This article is part of a series of articles on how to manually install MAMP or Apache, PHP, MySQL on the Mac OS. Installing the popular MAMP application is as simple as installing any other application on the Mac, but it will not give you any valuable learning experience, nor will you have complete control of your development environment. I recommend manually installing the individual applications to maximize your learning experience.

Apache is the widely popular web server that runs on multiple platforms including Linux, Mac OS and Windows. Some people might be surprised to know that Apache is already installed and included on the latest Mac OS X Mavericks.
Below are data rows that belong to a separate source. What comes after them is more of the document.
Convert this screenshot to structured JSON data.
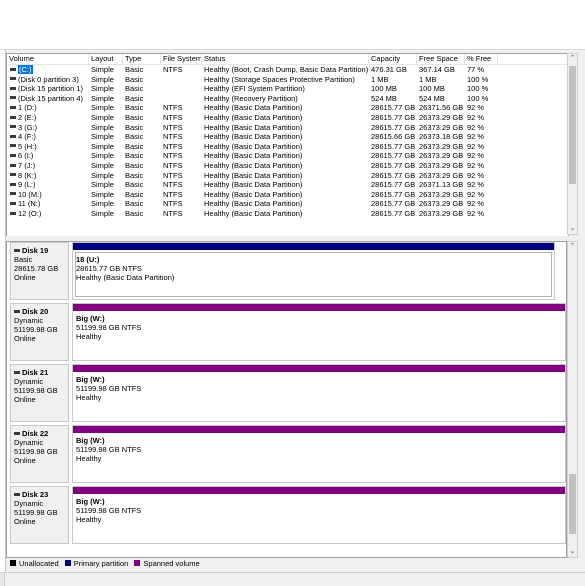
{
  "colors": {
    "unallocated": "#000000",
    "primary": "#00007f",
    "spanned": "#800080",
    "selection": "#0078d7"
  },
  "volume_list": {
    "columns": [
      "Volume",
      "Layout",
      "Type",
      "File System",
      "Status",
      "Capacity",
      "Free Space",
      "% Free"
    ],
    "rows": [
      {
        "volume": "(C:)",
        "layout": "Simple",
        "type": "Basic",
        "fs": "NTFS",
        "status": "Healthy (Boot, Crash Dump, Basic Data Partition)",
        "capacity": "476.31 GB",
        "free": "367.14 GB",
        "pct": "77 %",
        "selected": true
      },
      {
        "volume": "(Disk 0 partition 3)",
        "layout": "Simple",
        "type": "Basic",
        "fs": "",
        "status": "Healthy (Storage Spaces Protective Partition)",
        "capacity": "1 MB",
        "free": "1 MB",
        "pct": "100 %"
      },
      {
        "volume": "(Disk 15 partition 1)",
        "layout": "Simple",
        "type": "Basic",
        "fs": "",
        "status": "Healthy (EFI System Partition)",
        "capacity": "100 MB",
        "free": "100 MB",
        "pct": "100 %"
      },
      {
        "volume": "(Disk 15 partition 4)",
        "layout": "Simple",
        "type": "Basic",
        "fs": "",
        "status": "Healthy (Recovery Partition)",
        "capacity": "524 MB",
        "free": "524 MB",
        "pct": "100 %"
      },
      {
        "volume": "1 (D:)",
        "layout": "Simple",
        "type": "Basic",
        "fs": "NTFS",
        "status": "Healthy (Basic Data Partition)",
        "capacity": "28615.77 GB",
        "free": "26371.56 GB",
        "pct": "92 %"
      },
      {
        "volume": "2 (E:)",
        "layout": "Simple",
        "type": "Basic",
        "fs": "NTFS",
        "status": "Healthy (Basic Data Partition)",
        "capacity": "28615.77 GB",
        "free": "26373.29 GB",
        "pct": "92 %"
      },
      {
        "volume": "3 (G:)",
        "layout": "Simple",
        "type": "Basic",
        "fs": "NTFS",
        "status": "Healthy (Basic Data Partition)",
        "capacity": "28615.77 GB",
        "free": "26373.29 GB",
        "pct": "92 %"
      },
      {
        "volume": "4 (F:)",
        "layout": "Simple",
        "type": "Basic",
        "fs": "NTFS",
        "status": "Healthy (Basic Data Partition)",
        "capacity": "28615.66 GB",
        "free": "26373.18 GB",
        "pct": "92 %"
      },
      {
        "volume": "5 (H:)",
        "layout": "Simple",
        "type": "Basic",
        "fs": "NTFS",
        "status": "Healthy (Basic Data Partition)",
        "capacity": "28615.77 GB",
        "free": "26373.29 GB",
        "pct": "92 %"
      },
      {
        "volume": "6 (I:)",
        "layout": "Simple",
        "type": "Basic",
        "fs": "NTFS",
        "status": "Healthy (Basic Data Partition)",
        "capacity": "28615.77 GB",
        "free": "26373.29 GB",
        "pct": "92 %"
      },
      {
        "volume": "7 (J:)",
        "layout": "Simple",
        "type": "Basic",
        "fs": "NTFS",
        "status": "Healthy (Basic Data Partition)",
        "capacity": "28615.77 GB",
        "free": "26373.29 GB",
        "pct": "92 %"
      },
      {
        "volume": "8 (K:)",
        "layout": "Simple",
        "type": "Basic",
        "fs": "NTFS",
        "status": "Healthy (Basic Data Partition)",
        "capacity": "28615.77 GB",
        "free": "26373.29 GB",
        "pct": "92 %"
      },
      {
        "volume": "9 (L:)",
        "layout": "Simple",
        "type": "Basic",
        "fs": "NTFS",
        "status": "Healthy (Basic Data Partition)",
        "capacity": "28615.77 GB",
        "free": "26371.13 GB",
        "pct": "92 %"
      },
      {
        "volume": "10 (M:)",
        "layout": "Simple",
        "type": "Basic",
        "fs": "NTFS",
        "status": "Healthy (Basic Data Partition)",
        "capacity": "28615.77 GB",
        "free": "26373.29 GB",
        "pct": "92 %"
      },
      {
        "volume": "11 (N:)",
        "layout": "Simple",
        "type": "Basic",
        "fs": "NTFS",
        "status": "Healthy (Basic Data Partition)",
        "capacity": "28615.77 GB",
        "free": "26373.29 GB",
        "pct": "92 %"
      },
      {
        "volume": "12 (O:)",
        "layout": "Simple",
        "type": "Basic",
        "fs": "NTFS",
        "status": "Healthy (Basic Data Partition)",
        "capacity": "28615.77 GB",
        "free": "26373.29 GB",
        "pct": "92 %"
      }
    ]
  },
  "disks": [
    {
      "name": "Disk 19",
      "type": "Basic",
      "size": "28615.78 GB",
      "state": "Online",
      "partition_kind": "primary",
      "volume": "18 (U:)",
      "detail": "28615.77 GB NTFS",
      "status": "Healthy (Basic Data Partition)"
    },
    {
      "name": "Disk 20",
      "type": "Dynamic",
      "size": "51199.98 GB",
      "state": "Online",
      "partition_kind": "spanned",
      "volume": "Big (W:)",
      "detail": "51199.98 GB NTFS",
      "status": "Healthy"
    },
    {
      "name": "Disk 21",
      "type": "Dynamic",
      "size": "51199.98 GB",
      "state": "Online",
      "partition_kind": "spanned",
      "volume": "Big (W:)",
      "detail": "51199.98 GB NTFS",
      "status": "Healthy"
    },
    {
      "name": "Disk 22",
      "type": "Dynamic",
      "size": "51199.98 GB",
      "state": "Online",
      "partition_kind": "spanned",
      "volume": "Big (W:)",
      "detail": "51199.98 GB NTFS",
      "status": "Healthy"
    },
    {
      "name": "Disk 23",
      "type": "Dynamic",
      "size": "51199.98 GB",
      "state": "Online",
      "partition_kind": "spanned",
      "volume": "Big (W:)",
      "detail": "51199.98 GB NTFS",
      "status": "Healthy"
    }
  ],
  "legend": [
    {
      "label": "Unallocated",
      "color": "#000000"
    },
    {
      "label": "Primary partition",
      "color": "#00007f"
    },
    {
      "label": "Spanned volume",
      "color": "#800080"
    }
  ]
}
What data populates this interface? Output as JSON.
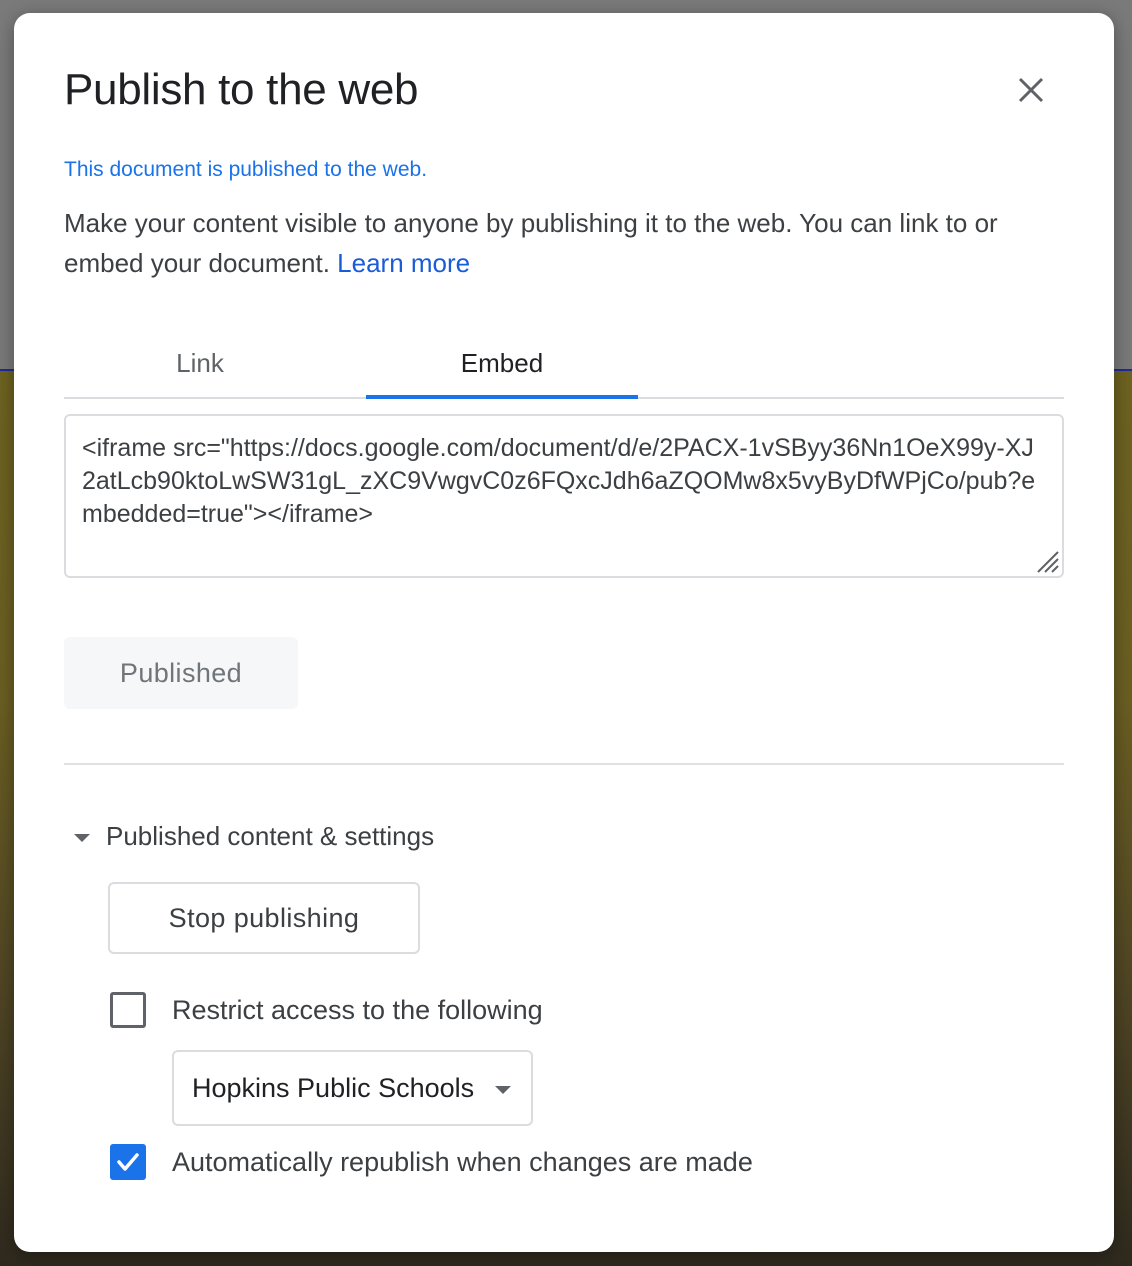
{
  "dialog": {
    "title": "Publish to the web",
    "status": "This document is published to the web.",
    "description": "Make your content visible to anyone by publishing it to the web. You can link to or embed your document. ",
    "learn_more": "Learn more"
  },
  "tabs": [
    {
      "label": "Link",
      "active": false
    },
    {
      "label": "Embed",
      "active": true
    }
  ],
  "embed_code": "<iframe src=\"https://docs.google.com/document/d/e/2PACX-1vSByy36Nn1OeX99y-XJ2atLcb90ktoLwSW31gL_zXC9VwgvC0z6FQxcJdh6aZQOMw8x5vyByDfWPjCo/pub?embedded=true\"></iframe>",
  "buttons": {
    "published": "Published",
    "stop_publishing": "Stop publishing"
  },
  "settings": {
    "section_label": "Published content & settings",
    "restrict_label": "Restrict access to the following",
    "restrict_checked": false,
    "domain_selected": "Hopkins Public Schools",
    "auto_republish_label": "Automatically republish when changes are made",
    "auto_republish_checked": true
  },
  "colors": {
    "accent": "#1a73e8",
    "link": "#1a5cd8"
  },
  "icons": {
    "close": "close-icon",
    "checkmark": "checkmark-icon",
    "caret": "caret-down-icon"
  }
}
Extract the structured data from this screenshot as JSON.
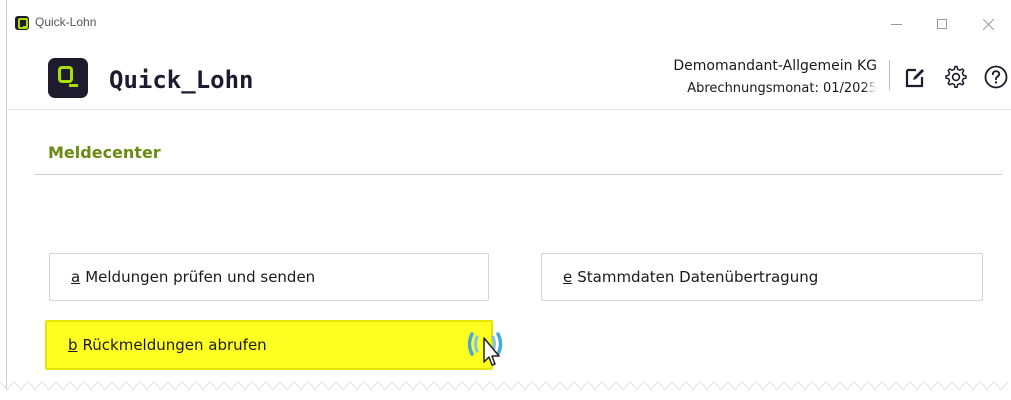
{
  "window": {
    "title": "Quick-Lohn",
    "controls": [
      "minimize-icon",
      "maximize-icon",
      "close-icon"
    ]
  },
  "header": {
    "brand": "Quick_Lohn",
    "client_name": "Demomandant-Allgemein KG",
    "billing_month": "Abrechnungsmonat: 01/2025",
    "icons": [
      "edit-icon",
      "gear-icon",
      "help-icon"
    ]
  },
  "section": {
    "title": "Meldecenter"
  },
  "actions": {
    "a": {
      "key": "a",
      "label": "Meldungen prüfen und senden"
    },
    "e": {
      "key": "e",
      "label": "Stammdaten Datenübertragung"
    },
    "b": {
      "key": "b",
      "label": "Rückmeldungen abrufen",
      "highlighted": true
    }
  },
  "colors": {
    "brand_dark": "#1e1b2e",
    "brand_accent": "#a8e000",
    "section_title": "#6b8a12",
    "highlight": "#ffff22"
  }
}
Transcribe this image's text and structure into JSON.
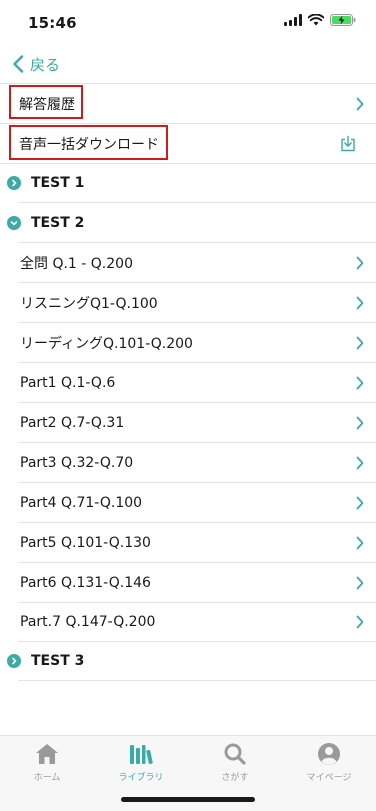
{
  "status_bar": {
    "time": "15:46"
  },
  "nav": {
    "back_label": "戻る"
  },
  "top_items": [
    {
      "label": "解答履歴"
    },
    {
      "label": "音声一括ダウンロード"
    }
  ],
  "sections": [
    {
      "label": "TEST 1",
      "expanded": false
    },
    {
      "label": "TEST 2",
      "expanded": true
    },
    {
      "label": "TEST 3",
      "expanded": false
    }
  ],
  "test2_items": [
    {
      "label": "全問 Q.1 - Q.200"
    },
    {
      "label": "リスニングQ1-Q.100"
    },
    {
      "label": "リーディングQ.101-Q.200"
    },
    {
      "label": "Part1 Q.1-Q.6"
    },
    {
      "label": "Part2 Q.7-Q.31"
    },
    {
      "label": "Part3 Q.32-Q.70"
    },
    {
      "label": "Part4 Q.71-Q.100"
    },
    {
      "label": "Part5 Q.101-Q.130"
    },
    {
      "label": "Part6 Q.131-Q.146"
    },
    {
      "label": "Part.7 Q.147-Q.200"
    }
  ],
  "tabs": [
    {
      "label": "ホーム",
      "icon": "home-icon",
      "active": false
    },
    {
      "label": "ライブラリ",
      "icon": "library-icon",
      "active": true
    },
    {
      "label": "さがす",
      "icon": "search-icon",
      "active": false
    },
    {
      "label": "マイページ",
      "icon": "profile-icon",
      "active": false
    }
  ],
  "colors": {
    "accent": "#3aaba6",
    "highlight": "#d11a1a",
    "inactive": "#9a9a9a"
  }
}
All you need to do is turn it on. You can do so by accessing the Terminal and typing the following:

How to Install Apache on Mac OS X

Start Apache

$ sudo apachectl start

You should be able to see ‘It works!‘ if you access ‘http://localhost‘ from your Safari, Chrome or Firefox browser.

In addition, you can also stop and restart Apache using the commands below.

Stop Apache

$ sudo apachectl stop

Restart Apache

$ sudo apachectl restart

By default, the web root for the Apache web server is located at ‘/Library/WebServer/Documents/.’ In the directory, you’ll find a document called ‘index.html.en‘ which contains the code that displays ‘It works!

<html><body><h1>It works!</h1></body></html>

It works!

Finally, you can now move your HTML pages to the ‘/Library/WebServer/Documents/‘ folder to serve pages. The other option is to create a virtual host within Apache which I will cover in my next article.